__WHAT THE TASK REQUIRES__
Would you print all of the entries exactly, please, but without their pictures?
*** SUPPLIED INFORMATION
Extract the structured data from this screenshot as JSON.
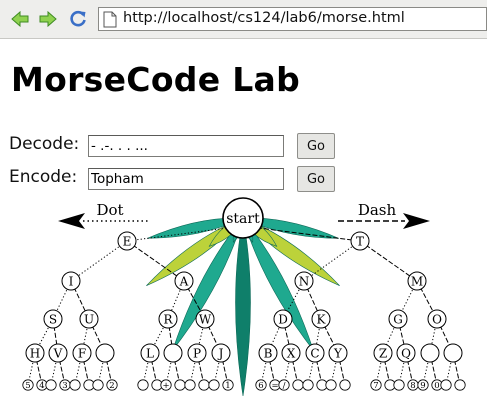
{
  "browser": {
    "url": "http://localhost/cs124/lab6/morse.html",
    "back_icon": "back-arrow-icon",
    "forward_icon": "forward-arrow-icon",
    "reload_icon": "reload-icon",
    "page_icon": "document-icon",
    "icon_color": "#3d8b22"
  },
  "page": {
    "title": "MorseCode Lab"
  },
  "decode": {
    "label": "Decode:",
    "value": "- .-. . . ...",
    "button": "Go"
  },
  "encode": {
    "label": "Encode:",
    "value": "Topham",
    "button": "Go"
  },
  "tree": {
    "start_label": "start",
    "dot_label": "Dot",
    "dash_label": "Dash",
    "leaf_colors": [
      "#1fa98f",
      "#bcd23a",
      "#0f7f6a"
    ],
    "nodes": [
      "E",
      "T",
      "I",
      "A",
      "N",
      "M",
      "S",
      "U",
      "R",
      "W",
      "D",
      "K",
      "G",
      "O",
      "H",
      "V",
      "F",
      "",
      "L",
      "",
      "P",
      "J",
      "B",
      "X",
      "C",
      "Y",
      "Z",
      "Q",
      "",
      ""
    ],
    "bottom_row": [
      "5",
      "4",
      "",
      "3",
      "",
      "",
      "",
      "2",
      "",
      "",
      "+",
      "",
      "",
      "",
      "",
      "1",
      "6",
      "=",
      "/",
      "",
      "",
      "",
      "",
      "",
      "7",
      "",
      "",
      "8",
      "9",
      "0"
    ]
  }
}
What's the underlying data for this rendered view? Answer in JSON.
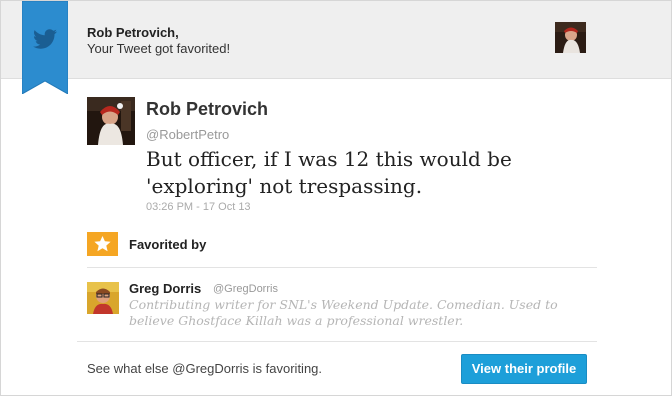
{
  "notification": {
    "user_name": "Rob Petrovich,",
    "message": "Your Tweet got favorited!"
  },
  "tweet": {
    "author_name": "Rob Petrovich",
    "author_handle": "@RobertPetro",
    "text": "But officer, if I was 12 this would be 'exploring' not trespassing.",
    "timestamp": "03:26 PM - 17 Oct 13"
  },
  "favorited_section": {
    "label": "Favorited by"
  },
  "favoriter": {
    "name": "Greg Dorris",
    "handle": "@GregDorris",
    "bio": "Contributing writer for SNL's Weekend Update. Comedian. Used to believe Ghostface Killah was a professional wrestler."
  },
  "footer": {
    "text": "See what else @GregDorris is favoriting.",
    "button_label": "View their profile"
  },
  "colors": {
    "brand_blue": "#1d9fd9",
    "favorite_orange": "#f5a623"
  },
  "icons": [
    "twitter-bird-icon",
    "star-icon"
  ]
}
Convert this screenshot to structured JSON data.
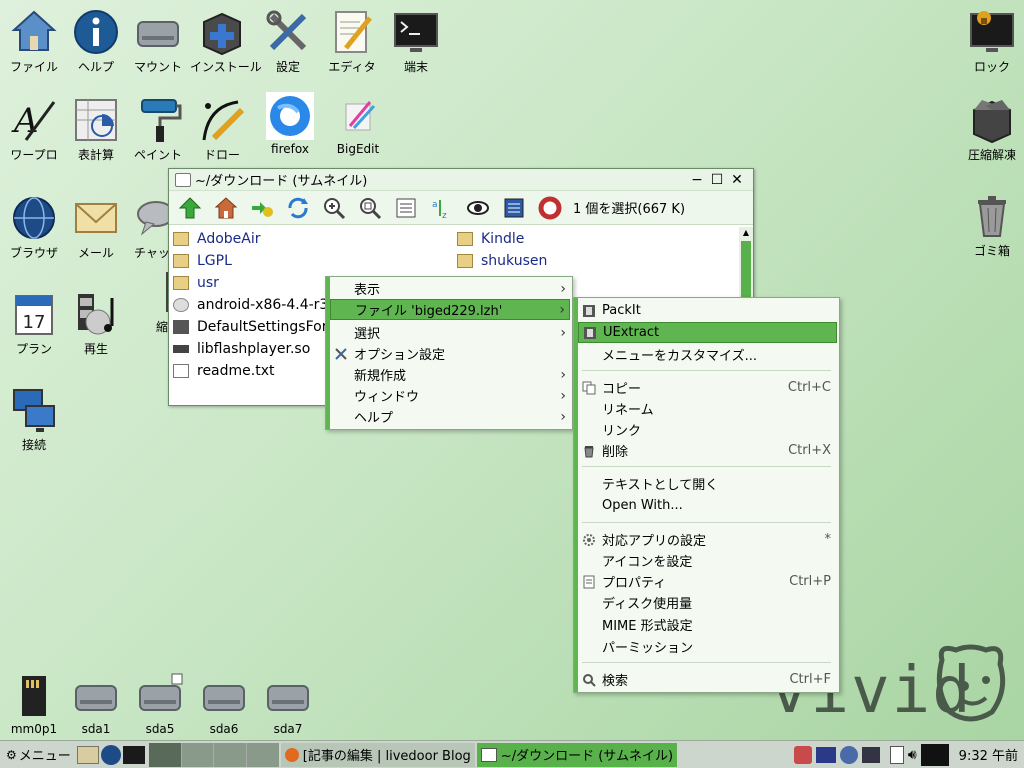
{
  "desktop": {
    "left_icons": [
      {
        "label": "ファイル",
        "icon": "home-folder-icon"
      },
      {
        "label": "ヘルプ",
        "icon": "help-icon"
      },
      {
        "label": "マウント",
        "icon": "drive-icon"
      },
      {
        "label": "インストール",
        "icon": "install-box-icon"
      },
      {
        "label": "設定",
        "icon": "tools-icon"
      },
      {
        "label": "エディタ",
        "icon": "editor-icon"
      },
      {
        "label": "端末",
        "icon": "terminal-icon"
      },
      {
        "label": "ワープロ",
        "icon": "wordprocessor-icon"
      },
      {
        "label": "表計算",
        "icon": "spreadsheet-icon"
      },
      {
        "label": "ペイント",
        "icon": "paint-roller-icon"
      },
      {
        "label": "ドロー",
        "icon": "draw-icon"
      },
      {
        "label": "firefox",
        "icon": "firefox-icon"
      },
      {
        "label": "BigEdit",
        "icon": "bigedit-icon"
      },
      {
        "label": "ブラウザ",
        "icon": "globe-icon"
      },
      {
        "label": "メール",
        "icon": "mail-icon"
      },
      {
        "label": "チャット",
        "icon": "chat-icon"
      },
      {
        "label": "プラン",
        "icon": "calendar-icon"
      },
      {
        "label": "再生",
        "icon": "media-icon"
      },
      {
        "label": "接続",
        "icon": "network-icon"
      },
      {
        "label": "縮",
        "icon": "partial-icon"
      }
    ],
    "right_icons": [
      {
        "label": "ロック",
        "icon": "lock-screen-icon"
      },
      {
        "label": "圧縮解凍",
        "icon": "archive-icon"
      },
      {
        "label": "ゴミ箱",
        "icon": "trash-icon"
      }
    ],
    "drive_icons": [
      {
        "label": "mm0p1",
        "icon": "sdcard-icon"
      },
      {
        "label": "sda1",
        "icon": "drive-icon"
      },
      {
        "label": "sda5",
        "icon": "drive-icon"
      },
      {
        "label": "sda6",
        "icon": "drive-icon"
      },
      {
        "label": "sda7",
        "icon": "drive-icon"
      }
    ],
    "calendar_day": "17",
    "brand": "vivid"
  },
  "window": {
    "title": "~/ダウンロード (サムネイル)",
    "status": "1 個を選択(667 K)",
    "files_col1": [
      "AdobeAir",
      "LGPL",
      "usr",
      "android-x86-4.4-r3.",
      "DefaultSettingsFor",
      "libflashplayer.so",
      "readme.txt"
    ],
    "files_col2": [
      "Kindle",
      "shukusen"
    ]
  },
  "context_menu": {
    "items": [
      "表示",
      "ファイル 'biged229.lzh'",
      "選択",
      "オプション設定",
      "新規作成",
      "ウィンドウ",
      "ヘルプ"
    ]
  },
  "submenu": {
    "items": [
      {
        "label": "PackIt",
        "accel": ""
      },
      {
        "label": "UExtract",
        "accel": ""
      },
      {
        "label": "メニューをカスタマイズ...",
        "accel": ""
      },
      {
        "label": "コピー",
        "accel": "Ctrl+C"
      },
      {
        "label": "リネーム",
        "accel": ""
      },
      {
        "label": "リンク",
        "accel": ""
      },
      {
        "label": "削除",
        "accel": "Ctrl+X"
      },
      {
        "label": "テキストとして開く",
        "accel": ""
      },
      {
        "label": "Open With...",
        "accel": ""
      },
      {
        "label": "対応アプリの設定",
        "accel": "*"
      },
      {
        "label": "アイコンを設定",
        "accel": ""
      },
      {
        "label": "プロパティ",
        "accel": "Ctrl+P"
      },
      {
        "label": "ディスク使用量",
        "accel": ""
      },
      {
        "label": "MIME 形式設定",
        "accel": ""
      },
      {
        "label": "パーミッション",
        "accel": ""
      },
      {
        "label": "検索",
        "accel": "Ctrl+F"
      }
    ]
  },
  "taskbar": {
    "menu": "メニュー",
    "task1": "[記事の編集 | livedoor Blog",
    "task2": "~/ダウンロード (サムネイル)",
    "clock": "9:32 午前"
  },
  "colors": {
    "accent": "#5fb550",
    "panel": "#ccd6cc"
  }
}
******
__OUTPUT FOR THIS EXERCISE__
Extract the structured data from this screenshot as JSON.
{
  "browser": {
    "url": "http://localhost/cs124/lab6/morse.html",
    "back_icon": "back-arrow-icon",
    "forward_icon": "forward-arrow-icon",
    "reload_icon": "reload-icon",
    "page_icon": "document-icon",
    "icon_color": "#3d8b22"
  },
  "page": {
    "title": "MorseCode Lab"
  },
  "decode": {
    "label": "Decode:",
    "value": "- .-. . . ...",
    "button": "Go"
  },
  "encode": {
    "label": "Encode:",
    "value": "Topham",
    "button": "Go"
  },
  "tree": {
    "start_label": "start",
    "dot_label": "Dot",
    "dash_label": "Dash",
    "leaf_colors": [
      "#1fa98f",
      "#bcd23a",
      "#0f7f6a"
    ],
    "nodes": [
      "E",
      "T",
      "I",
      "A",
      "N",
      "M",
      "S",
      "U",
      "R",
      "W",
      "D",
      "K",
      "G",
      "O",
      "H",
      "V",
      "F",
      "",
      "L",
      "",
      "P",
      "J",
      "B",
      "X",
      "C",
      "Y",
      "Z",
      "Q",
      "",
      ""
    ],
    "bottom_row": [
      "5",
      "4",
      "",
      "3",
      "",
      "",
      "",
      "2",
      "",
      "",
      "+",
      "",
      "",
      "",
      "",
      "1",
      "6",
      "=",
      "/",
      "",
      "",
      "",
      "",
      "",
      "7",
      "",
      "",
      "8",
      "9",
      "0"
    ]
  }
}
What's the underlying data for this rendered view? Answer in JSON.
{
  "notification": {
    "user_name": "Rob Petrovich,",
    "message": "Your Tweet got favorited!"
  },
  "tweet": {
    "author_name": "Rob Petrovich",
    "author_handle": "@RobertPetro",
    "text": "But officer, if I was 12 this would be 'exploring' not trespassing.",
    "timestamp": "03:26 PM - 17 Oct 13"
  },
  "favorited_section": {
    "label": "Favorited by"
  },
  "favoriter": {
    "name": "Greg Dorris",
    "handle": "@GregDorris",
    "bio": "Contributing writer for SNL's Weekend Update. Comedian. Used to believe Ghostface Killah was a professional wrestler."
  },
  "footer": {
    "text": "See what else @GregDorris is favoriting.",
    "button_label": "View their profile"
  },
  "colors": {
    "brand_blue": "#1d9fd9",
    "favorite_orange": "#f5a623"
  },
  "icons": [
    "twitter-bird-icon",
    "star-icon"
  ]
}
Convert this screenshot to structured JSON data.
{
  "desktop": {
    "left_icons": [
      {
        "label": "ファイル",
        "icon": "home-folder-icon"
      },
      {
        "label": "ヘルプ",
        "icon": "help-icon"
      },
      {
        "label": "マウント",
        "icon": "drive-icon"
      },
      {
        "label": "インストール",
        "icon": "install-box-icon"
      },
      {
        "label": "設定",
        "icon": "tools-icon"
      },
      {
        "label": "エディタ",
        "icon": "editor-icon"
      },
      {
        "label": "端末",
        "icon": "terminal-icon"
      },
      {
        "label": "ワープロ",
        "icon": "wordprocessor-icon"
      },
      {
        "label": "表計算",
        "icon": "spreadsheet-icon"
      },
      {
        "label": "ペイント",
        "icon": "paint-roller-icon"
      },
      {
        "label": "ドロー",
        "icon": "draw-icon"
      },
      {
        "label": "firefox",
        "icon": "firefox-icon"
      },
      {
        "label": "BigEdit",
        "icon": "bigedit-icon"
      },
      {
        "label": "ブラウザ",
        "icon": "globe-icon"
      },
      {
        "label": "メール",
        "icon": "mail-icon"
      },
      {
        "label": "チャット",
        "icon": "chat-icon"
      },
      {
        "label": "プラン",
        "icon": "calendar-icon"
      },
      {
        "label": "再生",
        "icon": "media-icon"
      },
      {
        "label": "接続",
        "icon": "network-icon"
      },
      {
        "label": "縮",
        "icon": "partial-icon"
      }
    ],
    "right_icons": [
      {
        "label": "ロック",
        "icon": "lock-screen-icon"
      },
      {
        "label": "圧縮解凍",
        "icon": "archive-icon"
      },
      {
        "label": "ゴミ箱",
        "icon": "trash-icon"
      }
    ],
    "drive_icons": [
      {
        "label": "mm0p1",
        "icon": "sdcard-icon"
      },
      {
        "label": "sda1",
        "icon": "drive-icon"
      },
      {
        "label": "sda5",
        "icon": "drive-icon"
      },
      {
        "label": "sda6",
        "icon": "drive-icon"
      },
      {
        "label": "sda7",
        "icon": "drive-icon"
      }
    ],
    "calendar_day": "17",
    "brand": "vivid"
  },
  "window": {
    "title": "~/ダウンロード (サムネイル)",
    "status": "1 個を選択(667 K)",
    "files_col1": [
      "AdobeAir",
      "LGPL",
      "usr",
      "android-x86-4.4-r3.",
      "DefaultSettingsFor",
      "libflashplayer.so",
      "readme.txt"
    ],
    "files_col2": [
      "Kindle",
      "shukusen"
    ]
  },
  "context_menu": {
    "items": [
      "表示",
      "ファイル 'biged229.lzh'",
      "選択",
      "オプション設定",
      "新規作成",
      "ウィンドウ",
      "ヘルプ"
    ]
  },
  "submenu": {
    "items": [
      {
        "label": "PackIt",
        "accel": ""
      },
      {
        "label": "UExtract",
        "accel": ""
      },
      {
        "label": "メニューをカスタマイズ...",
        "accel": ""
      },
      {
        "label": "コピー",
        "accel": "Ctrl+C"
      },
      {
        "label": "リネーム",
        "accel": ""
      },
      {
        "label": "リンク",
        "accel": ""
      },
      {
        "label": "削除",
        "accel": "Ctrl+X"
      },
      {
        "label": "テキストとして開く",
        "accel": ""
      },
      {
        "label": "Open With...",
        "accel": ""
      },
      {
        "label": "対応アプリの設定",
        "accel": "*"
      },
      {
        "label": "アイコンを設定",
        "accel": ""
      },
      {
        "label": "プロパティ",
        "accel": "Ctrl+P"
      },
      {
        "label": "ディスク使用量",
        "accel": ""
      },
      {
        "label": "MIME 形式設定",
        "accel": ""
      },
      {
        "label": "パーミッション",
        "accel": ""
      },
      {
        "label": "検索",
        "accel": "Ctrl+F"
      }
    ]
  },
  "taskbar": {
    "menu": "メニュー",
    "task1": "[記事の編集 | livedoor Blog",
    "task2": "~/ダウンロード (サムネイル)",
    "clock": "9:32 午前"
  },
  "colors": {
    "accent": "#5fb550",
    "panel": "#ccd6cc"
  }
}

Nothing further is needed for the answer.